In semiconductor manufacturing, measures are needed to improve productivity from the viewpoint of entire plants with advances in semiconductor manufacturing technology innovation in order to respond to intensifying price competition and develop higher performance. In order to improve productivity, tangible aspects that need to be addressed include the miniaturization of circuit line width and spacing and increasing wafer sizes. In addition, intangible aspects the need to be addressed include the need to reduce operational wastes related to manufacturing equipment and transport in plants overall. In this section, we introduce an automated material handling system (AMHS) that supports 450mm wafers and system configuration in order to further reduce wastes in transport.
Developments in Semiconductor Wafers and Carriers
The diameter of wafers are becoming larger and larger (Photo 1). From 1990, 200mm wafers were manufactured, and it was common to use unsealed shipping containers, or cassettes (Table 1). Accordingly, high level of cleanliness was necessary throughout plants. In addition, because transport consisted of holding the base or side of containers for automatic transport of cassettes, the design had to minimize the occurrence of dust from transporters.
When wafer size increased to 300mm at the beginning of the 2000s, a container called FOUP (front opening unified pod) was developed. A high level of cleanliness was maintained within the FOUP, and upper surfaces with flanges allowed automatic transport with an overhead hoist transfer vehicle (OHT) became standard.
As a result, cleanliness needed to be maintained at only certain areas, such as in manufacturing equipment, increasing the level of freedom in facility planning for AMHS. This also led to cost reductions in plant construction costs for air conditioning that maintain cleanliness. In addition, several IC chip manufacturers are moving forward with plans to commence mass production of next-generation 450mm wafers from around 2015.
By increasing wafer size from 300mm to 450mm, the plant area is increased by 2.25 times and productivity per wafer is greatly improved. However, if wafer size is increased from 300mm to 450mm, the container weight for 25 wafers also increases from about 10kg to 25kg. Taking this and ceiling transport with OHT into consideration, there are even more stringent demands for AMHS reliability in terms of safety improvements and maintaining wafer cleanliness in order to improve yield of the increased wafer size.

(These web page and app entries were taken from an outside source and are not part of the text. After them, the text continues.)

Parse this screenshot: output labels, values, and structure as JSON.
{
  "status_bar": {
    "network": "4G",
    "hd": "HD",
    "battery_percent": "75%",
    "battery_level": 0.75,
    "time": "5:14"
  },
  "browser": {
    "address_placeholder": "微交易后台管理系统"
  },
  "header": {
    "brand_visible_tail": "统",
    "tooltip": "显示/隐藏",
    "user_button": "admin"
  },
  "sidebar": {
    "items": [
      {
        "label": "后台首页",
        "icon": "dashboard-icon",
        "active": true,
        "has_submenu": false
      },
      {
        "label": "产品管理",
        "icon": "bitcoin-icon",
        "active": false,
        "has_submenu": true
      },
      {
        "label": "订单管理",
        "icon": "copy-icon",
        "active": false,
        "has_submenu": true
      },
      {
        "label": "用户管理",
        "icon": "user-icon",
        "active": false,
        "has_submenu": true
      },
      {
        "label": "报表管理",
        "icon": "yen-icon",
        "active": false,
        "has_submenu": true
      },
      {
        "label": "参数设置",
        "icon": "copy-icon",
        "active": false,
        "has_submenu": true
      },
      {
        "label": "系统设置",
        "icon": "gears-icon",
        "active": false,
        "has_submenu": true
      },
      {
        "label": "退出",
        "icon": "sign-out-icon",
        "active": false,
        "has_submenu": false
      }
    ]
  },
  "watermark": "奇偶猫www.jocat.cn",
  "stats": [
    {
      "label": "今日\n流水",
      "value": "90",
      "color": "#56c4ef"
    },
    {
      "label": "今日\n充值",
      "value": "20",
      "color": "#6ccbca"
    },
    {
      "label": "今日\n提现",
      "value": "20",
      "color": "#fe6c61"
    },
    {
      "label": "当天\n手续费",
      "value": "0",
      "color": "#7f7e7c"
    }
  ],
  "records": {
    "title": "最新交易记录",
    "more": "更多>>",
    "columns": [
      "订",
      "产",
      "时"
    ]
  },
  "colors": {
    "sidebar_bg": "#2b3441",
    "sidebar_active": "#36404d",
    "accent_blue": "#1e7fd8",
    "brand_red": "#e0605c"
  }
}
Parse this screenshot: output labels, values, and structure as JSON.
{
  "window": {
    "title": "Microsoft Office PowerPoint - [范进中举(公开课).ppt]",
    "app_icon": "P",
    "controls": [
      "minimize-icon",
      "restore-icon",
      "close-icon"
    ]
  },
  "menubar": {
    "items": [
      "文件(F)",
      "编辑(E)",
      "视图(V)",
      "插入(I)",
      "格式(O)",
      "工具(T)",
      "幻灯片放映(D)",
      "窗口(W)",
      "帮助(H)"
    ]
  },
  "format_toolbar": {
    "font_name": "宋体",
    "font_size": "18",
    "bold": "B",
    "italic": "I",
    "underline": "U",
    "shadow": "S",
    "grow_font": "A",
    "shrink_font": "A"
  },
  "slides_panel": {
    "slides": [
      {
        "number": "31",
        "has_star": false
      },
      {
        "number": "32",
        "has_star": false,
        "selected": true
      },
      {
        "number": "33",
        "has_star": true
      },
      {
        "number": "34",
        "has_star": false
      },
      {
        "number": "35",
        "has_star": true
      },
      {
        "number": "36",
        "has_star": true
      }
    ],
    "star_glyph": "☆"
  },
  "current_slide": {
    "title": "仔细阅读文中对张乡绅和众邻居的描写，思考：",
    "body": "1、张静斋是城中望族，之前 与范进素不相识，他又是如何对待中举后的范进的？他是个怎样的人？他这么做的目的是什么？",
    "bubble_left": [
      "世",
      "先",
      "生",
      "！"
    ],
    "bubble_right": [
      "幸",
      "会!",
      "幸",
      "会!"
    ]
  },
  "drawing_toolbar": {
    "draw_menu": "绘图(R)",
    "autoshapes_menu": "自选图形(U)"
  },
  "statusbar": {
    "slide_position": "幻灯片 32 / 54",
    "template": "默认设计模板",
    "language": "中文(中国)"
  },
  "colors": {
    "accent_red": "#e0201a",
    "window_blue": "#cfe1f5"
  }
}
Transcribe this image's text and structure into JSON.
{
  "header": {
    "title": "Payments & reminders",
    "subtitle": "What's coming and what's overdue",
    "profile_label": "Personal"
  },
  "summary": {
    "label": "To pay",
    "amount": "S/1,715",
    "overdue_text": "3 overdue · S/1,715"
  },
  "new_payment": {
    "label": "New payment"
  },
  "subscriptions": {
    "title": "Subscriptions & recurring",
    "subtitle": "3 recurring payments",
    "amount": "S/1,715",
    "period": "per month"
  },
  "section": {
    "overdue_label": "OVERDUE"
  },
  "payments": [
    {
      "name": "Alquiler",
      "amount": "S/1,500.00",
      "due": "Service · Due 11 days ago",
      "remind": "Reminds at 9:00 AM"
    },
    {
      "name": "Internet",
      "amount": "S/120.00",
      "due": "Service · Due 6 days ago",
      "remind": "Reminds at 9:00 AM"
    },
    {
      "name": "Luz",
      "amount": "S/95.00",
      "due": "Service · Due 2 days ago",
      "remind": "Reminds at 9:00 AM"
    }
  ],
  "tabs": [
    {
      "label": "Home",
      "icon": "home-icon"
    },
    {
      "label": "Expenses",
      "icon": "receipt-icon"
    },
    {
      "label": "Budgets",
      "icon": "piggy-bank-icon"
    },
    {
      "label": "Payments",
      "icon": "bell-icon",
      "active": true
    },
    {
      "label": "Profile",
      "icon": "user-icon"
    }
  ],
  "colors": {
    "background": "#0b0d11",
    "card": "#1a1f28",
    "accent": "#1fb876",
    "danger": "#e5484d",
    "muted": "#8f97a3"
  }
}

Layout of Semiconductor Plants
Because the OHT travel rail can extended up to a total length of 10km with up to several hundred cars in large plants, optimal transport management systems that take into consideration congestion avoidance, set travel lines and passing line, and prompt handling of transport request instruction from high-level systems are required.
Current plant layouts can be roughly classified into two types: Inter & Intra (separated interbay and intrabay) transport systems (Diagram 1) and the unified (direct between equipment) transport system (Diagram 2).
Under an Inter & Intra system, goods in progress must go through a stocker to supply FOUPs to be transported from one manufacturing device to the next manufacturing device. Because goods in process are always stored in stockers, this layout method is suitable for plants that mass produce few model types such as memory chips. However, the number of tranport times is high as it goes from manufacturing equipment to stocker A, stocker B, and then to the next manufacturing equipment.
On the other hand, under a unified system, while there are stockers for temporary storage, direct transport between manufacturing equipment is possible without going through stockers. For example, for the custom IC chips produced by contracted manufacturing companies (foundries), because speed is a must for product shipment of low volumes of multiple models, reducing goods in process is necessary to achieve more efficient production. Under a unified system, goods in progress is transported directly from manufacturing equipment to manufacturing equipment, and the higher the direct transport rate, the lower the number of transfers. However, both AMHS and high-level process management are essential to ensure proper timing for supplying goods from FOUPs to manufacturing equipment.
In order to achieve this, it is also necessary to break away from the current situation for AMHS in which transport is conducted based on instructions from high-level systems. We are also working on autonomous transports that incorporates some production information such as where things should be moved to next, as well as what kind of lots should be created.
From DAIFUKU NEWS No.200 (January 2012)